South Korea closes B.C. school: 14 teachers caught in 'bureaucratic nightmare'
‘We have been treated like criminals': Move raises questions for other B.C. offshore schools
South Korean immigration officials are forcing the closure of an international school that teaches the B.C. curriculum and ordering 14 B.C.-certified teachers to leave the country, according to the B.C. government.
The Canada B.C. International School (CBIS) was suddenly ordered out of South Korea on April 11.
Immigration officials have ordered it to stay out for a year in the first phase of a crackdown on international schools.
B.C.'s Ministry of Education posted an update on the school on April 27.
It confirmed that "the school recently confirmed to the ministry that it did not have appropriate local licensing."
The post said improper visas have been revoked.
Teachers begged the ministry for help. They now will be paid until June. Travel out of the country will be covered by the school, said the ministry on its website.
"We have been treated like criminals. We bear the brunt of this bureaucratic nightmare. Please let us understand how we can be left to be responsible for this," said Margaret Hwu, who teaches Grade 6 at the CBIS school in Seoul.
CBIS staff say they need more help from Education Ministry officials after being ordered to leave South Korea within 30 days, despite holding federal government endorsed E-2 visas for ESL teachers.
Teachers are now being told these visas, which have been used in other offshore schools, are no longer sufficient.
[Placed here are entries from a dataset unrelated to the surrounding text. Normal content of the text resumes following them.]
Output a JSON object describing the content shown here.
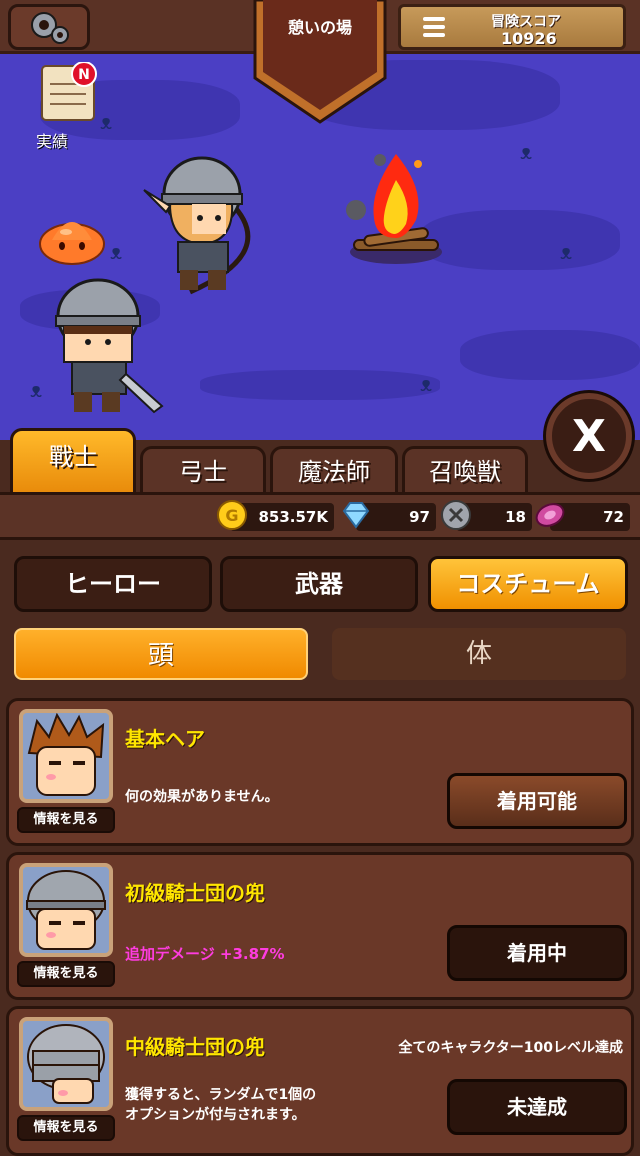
{
  "scene": {
    "location_title": "憩いの場",
    "score_label": "冒険スコア",
    "score_value": "10926",
    "achievement_label": "実績",
    "achievement_badge": "N"
  },
  "class_tabs": [
    {
      "label": "戰士",
      "active": true
    },
    {
      "label": "弓士",
      "active": false
    },
    {
      "label": "魔法師",
      "active": false
    },
    {
      "label": "召喚獣",
      "active": false
    }
  ],
  "currencies": {
    "gold": "853.57K",
    "diamond": "97",
    "coin": "18",
    "gem": "72"
  },
  "categories": [
    {
      "label": "ヒーロー",
      "active": false
    },
    {
      "label": "武器",
      "active": false
    },
    {
      "label": "コスチューム",
      "active": true
    }
  ],
  "subcategories": [
    {
      "label": "頭",
      "active": true
    },
    {
      "label": "体",
      "active": false
    }
  ],
  "items": [
    {
      "name": "基本ヘア",
      "description": "何の効果がありません。",
      "info_label": "情報を見る",
      "button_label": "着用可能",
      "status": "available"
    },
    {
      "name": "初級騎士団の兜",
      "bonus": "追加デメージ +3.87%",
      "info_label": "情報を見る",
      "button_label": "着用中",
      "status": "equipped"
    },
    {
      "name": "中級騎士団の兜",
      "requirement": "全てのキャラクター100レベル達成",
      "description_line1": "獲得すると、ランダムで1個の",
      "description_line2": "オプションが付与されます。",
      "info_label": "情報を見る",
      "button_label": "未達成",
      "status": "locked"
    }
  ],
  "colors": {
    "accent_orange": "#f09000",
    "item_name": "#ffe600",
    "bonus_text": "#ff3ce0",
    "scene_bg": "#4b3fc4"
  }
}
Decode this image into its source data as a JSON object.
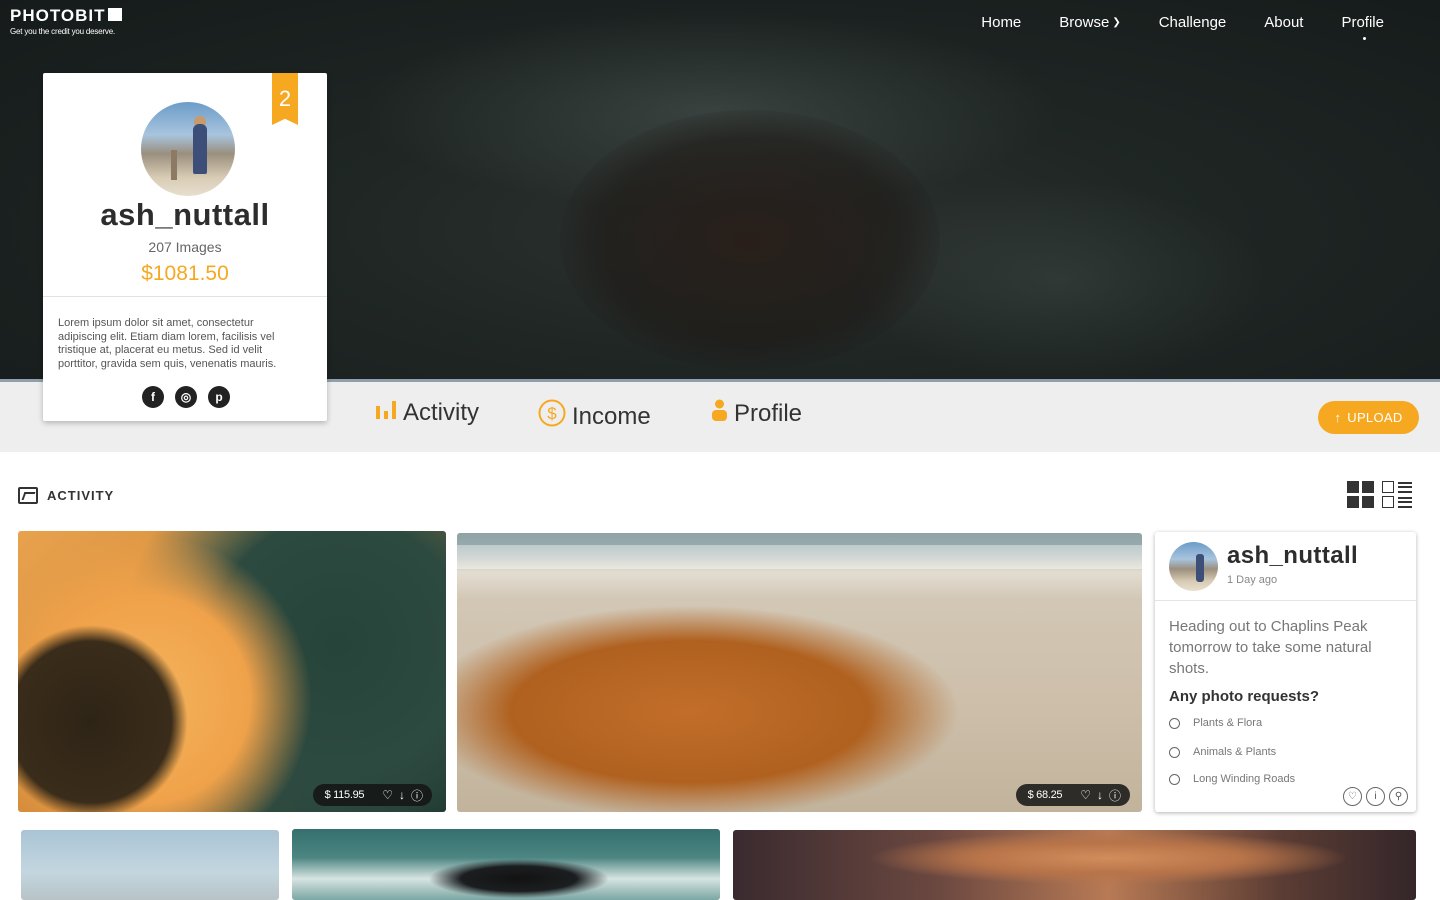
{
  "brand": {
    "name": "PHOTOBIT",
    "tagline": "Get you the credit you deserve."
  },
  "nav": {
    "items": [
      {
        "label": "Home"
      },
      {
        "label": "Browse",
        "has_dropdown": true
      },
      {
        "label": "Challenge"
      },
      {
        "label": "About"
      },
      {
        "label": "Profile",
        "active": true
      }
    ]
  },
  "profile": {
    "rank": "2",
    "username": "ash_nuttall",
    "images_count": "207 Images",
    "earnings": "$1081.50",
    "bio": "Lorem ipsum dolor sit amet, consectetur adipiscing elit. Etiam diam lorem, facilisis vel tristique at, placerat eu metus. Sed id velit porttitor, gravida sem quis, venenatis mauris.",
    "socials": [
      {
        "icon": "facebook-icon",
        "glyph": "f"
      },
      {
        "icon": "instagram-icon",
        "glyph": "◎"
      },
      {
        "icon": "pinterest-icon",
        "glyph": "p"
      }
    ]
  },
  "tabs": [
    {
      "label": "Activity",
      "icon": "bar-chart-icon"
    },
    {
      "label": "Income",
      "icon": "dollar-circle-icon"
    },
    {
      "label": "Profile",
      "icon": "person-icon"
    }
  ],
  "upload": {
    "label": "UPLOAD"
  },
  "activity": {
    "heading": "ACTIVITY"
  },
  "photos": [
    {
      "price": "$ 115.95"
    },
    {
      "price": "$ 68.25"
    }
  ],
  "post": {
    "username": "ash_nuttall",
    "time": "1 Day ago",
    "text": "Heading out to Chaplins Peak tomorrow to take some natural shots.",
    "question": "Any photo requests?",
    "options": [
      "Plants & Flora",
      "Animals & Plants",
      "Long Winding Roads"
    ]
  },
  "colors": {
    "accent": "#f6a821",
    "tabbar_bg": "#efeeee",
    "text_dark": "#2d2d2d"
  }
}
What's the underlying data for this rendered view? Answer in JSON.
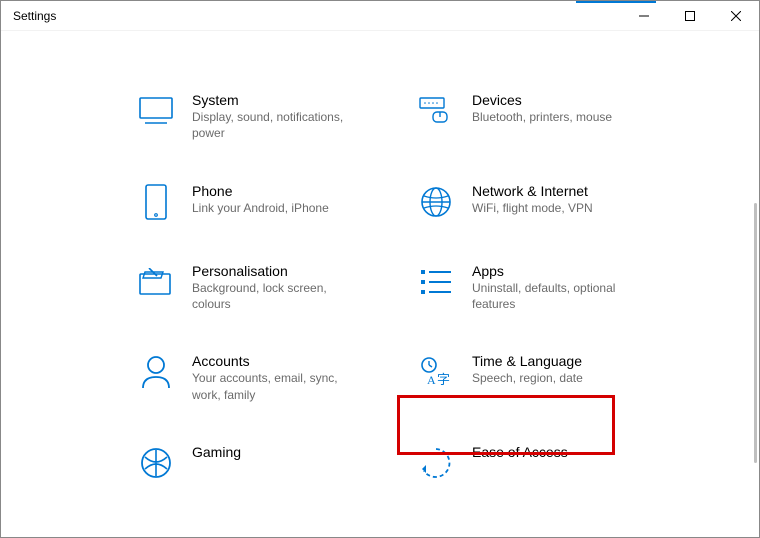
{
  "window": {
    "title": "Settings"
  },
  "categories": [
    {
      "id": "system",
      "title": "System",
      "desc": "Display, sound, notifications, power"
    },
    {
      "id": "devices",
      "title": "Devices",
      "desc": "Bluetooth, printers, mouse"
    },
    {
      "id": "phone",
      "title": "Phone",
      "desc": "Link your Android, iPhone"
    },
    {
      "id": "network",
      "title": "Network & Internet",
      "desc": "WiFi, flight mode, VPN"
    },
    {
      "id": "personalisation",
      "title": "Personalisation",
      "desc": "Background, lock screen, colours"
    },
    {
      "id": "apps",
      "title": "Apps",
      "desc": "Uninstall, defaults, optional features"
    },
    {
      "id": "accounts",
      "title": "Accounts",
      "desc": "Your accounts, email, sync, work, family"
    },
    {
      "id": "time-language",
      "title": "Time & Language",
      "desc": "Speech, region, date"
    },
    {
      "id": "gaming",
      "title": "Gaming",
      "desc": ""
    },
    {
      "id": "ease-of-access",
      "title": "Ease of Access",
      "desc": ""
    }
  ],
  "colors": {
    "accent": "#0078d4",
    "highlight": "#d40000"
  },
  "highlighted_category": "time-language"
}
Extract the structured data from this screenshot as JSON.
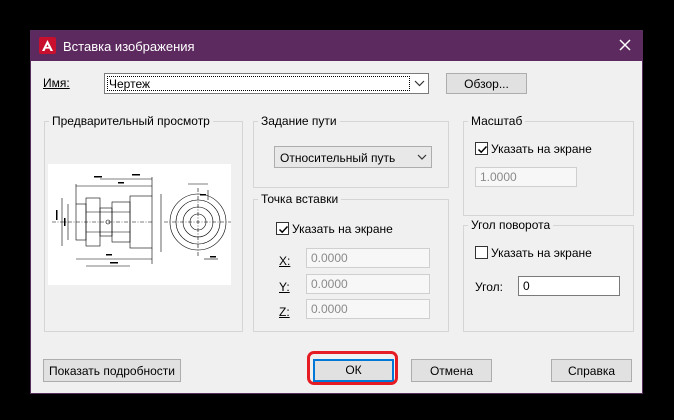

Korean immigration officials have warned school staff the crackdown will hit other offshore Canadian schools, as teachers are required to have E-7 visas in order to be professionally accredited.
But federal advice on teaching English in Korea does not mention such a visa.
The CBIS school crackdown raises concerns about four other South Korean-based schools where many B.C. educators teach the B.C. curriculum using the the same work visas recently revoked by Korean immigration officials.
These schools license course material and stream revenue back to the province, part of an international student industry that provincially, in 2013, was worth $230-million — and more than $7-billion Canada-wide.
CBIS is one of 42 offshore schools where thousands of students follow the B.C. curriculum.
Five of these schools are in Korea and others operate in China and other countries.
CBIS, run by South Korean-based Han Jong Hee CBIS Corporation Ltd., has struggled with administrative issues, staff say.
"We tried our very best to keep everything together while the school was falling apart," Hwu said on the Skype video call.
She fears this will leave a permanent mark on all the teachers' passports, affecting future travel.
The 160-student school had recently been inspected under B.C's certified offshore school program.
"My heart goes out to these teachers. This program had the stamp of approval of the B.C. government," said BCTF president Glen Hansman, who called for accountability from ministry officials.
Visibly shaken teachers spoke out in a Skype session on April 14 with B.C. Ministry of Education administrators, including the executive director of International Education, Brian Jonker.
"We are trying to push for a speedy resolution," Jonker told the teachers.
Trouble began April 1 when two teachers were detained at the airport in South Korea.
Now, staff at the school have learned that the institution they thought was B.C.-approved was operating in a "legal grey zone."
While E-2 Visas are commonly used by foreign teachers at Korean Hagwon or "cram schools," where students study to improve test scores, the government has suddenly decided they are not appropriate for other schools, said Alexander Hebb, a Grade 5 teacher who sent an email to CBC.
"We were unaware that we were working in an illegal situation, as our employer obtained the visas for us. Some of us will be separated from families and friends we have formed in Korea over several years, but what concerns us deeply is that all B.C. offshore schools in South Korea are also operating illegally with E-2 visas."
He said immigration officials showed up at the school on April 11.
Teacher Robert Flower spent much of his life in South Korea and is engaged to be married to a South Korean woman.
Now, he says his future is in jeopardy.
Another teacher tearfully described how she was ordered out of her Grade 3 class to meet four immigration officials, driven an hour away and questioned for hours.
"I had to confess out loud to something I didn't do wrong. Now, I'm a criminal. My life is here, and it's about to be taken away from me because of something I didn't do," said Kristen Hendricks.
Global Affairs Canada responded April 28 saying they were aware of the matter but must respect that it is the sole prerogative of every country to determine who is allowed to exit or enter.
"Consular officials cannot intercede," said Natasha Nystrom, media relations officer for Global Affairs Canada in an email Friday.
The B.C. Liberals have not responded to calls so far.